A verbatim copy of the entries is the required answer.

Entries taken from a collection:
BEGIN

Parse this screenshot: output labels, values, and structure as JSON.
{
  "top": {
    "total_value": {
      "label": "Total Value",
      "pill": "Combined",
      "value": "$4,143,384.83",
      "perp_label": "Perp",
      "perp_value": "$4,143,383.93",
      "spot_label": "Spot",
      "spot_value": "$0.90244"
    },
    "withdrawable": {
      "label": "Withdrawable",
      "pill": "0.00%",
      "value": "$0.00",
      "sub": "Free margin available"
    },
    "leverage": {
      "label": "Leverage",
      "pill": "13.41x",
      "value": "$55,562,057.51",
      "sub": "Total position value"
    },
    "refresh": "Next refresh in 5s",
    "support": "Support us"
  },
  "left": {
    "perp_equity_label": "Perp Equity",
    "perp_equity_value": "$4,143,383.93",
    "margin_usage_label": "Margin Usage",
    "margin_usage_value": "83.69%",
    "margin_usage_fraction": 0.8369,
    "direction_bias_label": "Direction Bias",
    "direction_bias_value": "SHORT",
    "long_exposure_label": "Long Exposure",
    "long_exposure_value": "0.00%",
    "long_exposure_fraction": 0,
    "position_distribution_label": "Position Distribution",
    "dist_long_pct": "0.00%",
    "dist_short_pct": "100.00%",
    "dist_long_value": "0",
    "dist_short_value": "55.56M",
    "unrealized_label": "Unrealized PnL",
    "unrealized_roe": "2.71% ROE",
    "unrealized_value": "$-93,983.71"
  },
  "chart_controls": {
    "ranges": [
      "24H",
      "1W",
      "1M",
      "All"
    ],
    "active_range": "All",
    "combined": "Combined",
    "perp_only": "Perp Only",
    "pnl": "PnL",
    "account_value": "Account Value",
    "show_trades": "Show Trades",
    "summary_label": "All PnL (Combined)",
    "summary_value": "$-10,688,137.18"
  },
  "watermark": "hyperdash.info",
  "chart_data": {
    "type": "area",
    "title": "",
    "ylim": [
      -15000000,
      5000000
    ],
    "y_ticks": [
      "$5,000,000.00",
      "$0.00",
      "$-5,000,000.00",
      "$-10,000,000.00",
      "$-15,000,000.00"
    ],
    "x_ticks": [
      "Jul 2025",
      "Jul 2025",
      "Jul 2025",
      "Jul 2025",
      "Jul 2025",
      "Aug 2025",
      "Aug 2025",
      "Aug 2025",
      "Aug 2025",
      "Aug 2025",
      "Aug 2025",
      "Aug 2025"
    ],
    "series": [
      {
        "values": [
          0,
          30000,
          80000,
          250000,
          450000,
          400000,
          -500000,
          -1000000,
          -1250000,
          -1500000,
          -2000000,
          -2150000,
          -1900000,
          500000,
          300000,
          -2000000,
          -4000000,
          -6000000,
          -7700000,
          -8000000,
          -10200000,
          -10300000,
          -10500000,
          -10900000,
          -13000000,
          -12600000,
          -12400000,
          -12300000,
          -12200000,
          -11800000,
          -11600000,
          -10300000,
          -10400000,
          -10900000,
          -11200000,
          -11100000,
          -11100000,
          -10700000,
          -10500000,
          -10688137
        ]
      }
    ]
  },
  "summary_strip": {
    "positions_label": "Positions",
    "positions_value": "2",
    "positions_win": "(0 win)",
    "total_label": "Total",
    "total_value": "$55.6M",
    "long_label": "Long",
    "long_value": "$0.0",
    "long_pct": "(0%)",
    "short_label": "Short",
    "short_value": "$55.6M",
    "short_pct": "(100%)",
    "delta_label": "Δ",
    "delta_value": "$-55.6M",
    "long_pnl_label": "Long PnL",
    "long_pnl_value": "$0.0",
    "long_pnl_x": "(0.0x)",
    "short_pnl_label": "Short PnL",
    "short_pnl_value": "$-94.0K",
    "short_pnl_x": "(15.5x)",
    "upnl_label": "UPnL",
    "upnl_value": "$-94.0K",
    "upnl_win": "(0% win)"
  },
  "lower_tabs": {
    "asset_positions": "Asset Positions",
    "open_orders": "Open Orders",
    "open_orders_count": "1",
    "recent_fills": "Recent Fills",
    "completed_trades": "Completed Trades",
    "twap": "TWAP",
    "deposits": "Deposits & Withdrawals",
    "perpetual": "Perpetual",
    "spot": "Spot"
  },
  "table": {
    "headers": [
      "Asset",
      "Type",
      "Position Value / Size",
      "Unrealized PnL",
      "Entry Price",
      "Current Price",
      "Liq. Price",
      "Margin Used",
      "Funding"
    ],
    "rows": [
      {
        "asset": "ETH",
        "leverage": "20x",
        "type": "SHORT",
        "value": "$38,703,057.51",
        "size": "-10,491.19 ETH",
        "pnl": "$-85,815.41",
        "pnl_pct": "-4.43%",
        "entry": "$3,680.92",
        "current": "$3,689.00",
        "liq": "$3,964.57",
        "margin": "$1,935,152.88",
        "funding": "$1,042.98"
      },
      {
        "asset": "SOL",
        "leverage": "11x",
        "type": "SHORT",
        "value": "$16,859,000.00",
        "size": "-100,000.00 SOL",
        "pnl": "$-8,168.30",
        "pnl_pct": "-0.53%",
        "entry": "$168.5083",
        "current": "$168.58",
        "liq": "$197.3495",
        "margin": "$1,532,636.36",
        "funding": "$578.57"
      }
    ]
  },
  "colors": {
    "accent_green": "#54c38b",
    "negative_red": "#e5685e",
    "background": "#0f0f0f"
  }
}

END

THE COMPLETED TASK:
Parse this screenshot: output labels, values, and structure as JSON.
{
  "top": {
    "total_value": {
      "label": "Total Value",
      "pill": "Combined",
      "value": "$4,143,384.83",
      "perp_label": "Perp",
      "perp_value": "$4,143,383.93",
      "spot_label": "Spot",
      "spot_value": "$0.90244"
    },
    "withdrawable": {
      "label": "Withdrawable",
      "pill": "0.00%",
      "value": "$0.00",
      "sub": "Free margin available"
    },
    "leverage": {
      "label": "Leverage",
      "pill": "13.41x",
      "value": "$55,562,057.51",
      "sub": "Total position value"
    },
    "refresh": "Next refresh in 5s",
    "support": "Support us"
  },
  "left": {
    "perp_equity_label": "Perp Equity",
    "perp_equity_value": "$4,143,383.93",
    "margin_usage_label": "Margin Usage",
    "margin_usage_value": "83.69%",
    "margin_usage_fraction": 0.8369,
    "direction_bias_label": "Direction Bias",
    "direction_bias_value": "SHORT",
    "long_exposure_label": "Long Exposure",
    "long_exposure_value": "0.00%",
    "long_exposure_fraction": 0,
    "position_distribution_label": "Position Distribution",
    "dist_long_pct": "0.00%",
    "dist_short_pct": "100.00%",
    "dist_long_value": "0",
    "dist_short_value": "55.56M",
    "unrealized_label": "Unrealized PnL",
    "unrealized_roe": "2.71% ROE",
    "unrealized_value": "$-93,983.71"
  },
  "chart_controls": {
    "ranges": [
      "24H",
      "1W",
      "1M",
      "All"
    ],
    "active_range": "All",
    "combined": "Combined",
    "perp_only": "Perp Only",
    "pnl": "PnL",
    "account_value": "Account Value",
    "show_trades": "Show Trades",
    "summary_label": "All PnL (Combined)",
    "summary_value": "$-10,688,137.18"
  },
  "watermark": "hyperdash.info",
  "chart_data": {
    "type": "area",
    "title": "",
    "ylim": [
      -15000000,
      5000000
    ],
    "y_ticks": [
      "$5,000,000.00",
      "$0.00",
      "$-5,000,000.00",
      "$-10,000,000.00",
      "$-15,000,000.00"
    ],
    "x_ticks": [
      "Jul 2025",
      "Jul 2025",
      "Jul 2025",
      "Jul 2025",
      "Jul 2025",
      "Aug 2025",
      "Aug 2025",
      "Aug 2025",
      "Aug 2025",
      "Aug 2025",
      "Aug 2025",
      "Aug 2025"
    ],
    "series": [
      {
        "values": [
          0,
          30000,
          80000,
          250000,
          450000,
          400000,
          -500000,
          -1000000,
          -1250000,
          -1500000,
          -2000000,
          -2150000,
          -1900000,
          500000,
          300000,
          -2000000,
          -4000000,
          -6000000,
          -7700000,
          -8000000,
          -10200000,
          -10300000,
          -10500000,
          -10900000,
          -13000000,
          -12600000,
          -12400000,
          -12300000,
          -12200000,
          -11800000,
          -11600000,
          -10300000,
          -10400000,
          -10900000,
          -11200000,
          -11100000,
          -11100000,
          -10700000,
          -10500000,
          -10688137
        ]
      }
    ]
  },
  "summary_strip": {
    "positions_label": "Positions",
    "positions_value": "2",
    "positions_win": "(0 win)",
    "total_label": "Total",
    "total_value": "$55.6M",
    "long_label": "Long",
    "long_value": "$0.0",
    "long_pct": "(0%)",
    "short_label": "Short",
    "short_value": "$55.6M",
    "short_pct": "(100%)",
    "delta_label": "Δ",
    "delta_value": "$-55.6M",
    "long_pnl_label": "Long PnL",
    "long_pnl_value": "$0.0",
    "long_pnl_x": "(0.0x)",
    "short_pnl_label": "Short PnL",
    "short_pnl_value": "$-94.0K",
    "short_pnl_x": "(15.5x)",
    "upnl_label": "UPnL",
    "upnl_value": "$-94.0K",
    "upnl_win": "(0% win)"
  },
  "lower_tabs": {
    "asset_positions": "Asset Positions",
    "open_orders": "Open Orders",
    "open_orders_count": "1",
    "recent_fills": "Recent Fills",
    "completed_trades": "Completed Trades",
    "twap": "TWAP",
    "deposits": "Deposits & Withdrawals",
    "perpetual": "Perpetual",
    "spot": "Spot"
  },
  "table": {
    "headers": [
      "Asset",
      "Type",
      "Position Value / Size",
      "Unrealized PnL",
      "Entry Price",
      "Current Price",
      "Liq. Price",
      "Margin Used",
      "Funding"
    ],
    "rows": [
      {
        "asset": "ETH",
        "leverage": "20x",
        "type": "SHORT",
        "value": "$38,703,057.51",
        "size": "-10,491.19 ETH",
        "pnl": "$-85,815.41",
        "pnl_pct": "-4.43%",
        "entry": "$3,680.92",
        "current": "$3,689.00",
        "liq": "$3,964.57",
        "margin": "$1,935,152.88",
        "funding": "$1,042.98"
      },
      {
        "asset": "SOL",
        "leverage": "11x",
        "type": "SHORT",
        "value": "$16,859,000.00",
        "size": "-100,000.00 SOL",
        "pnl": "$-8,168.30",
        "pnl_pct": "-0.53%",
        "entry": "$168.5083",
        "current": "$168.58",
        "liq": "$197.3495",
        "margin": "$1,532,636.36",
        "funding": "$578.57"
      }
    ]
  },
  "colors": {
    "accent_green": "#54c38b",
    "negative_red": "#e5685e",
    "background": "#0f0f0f"
  }
}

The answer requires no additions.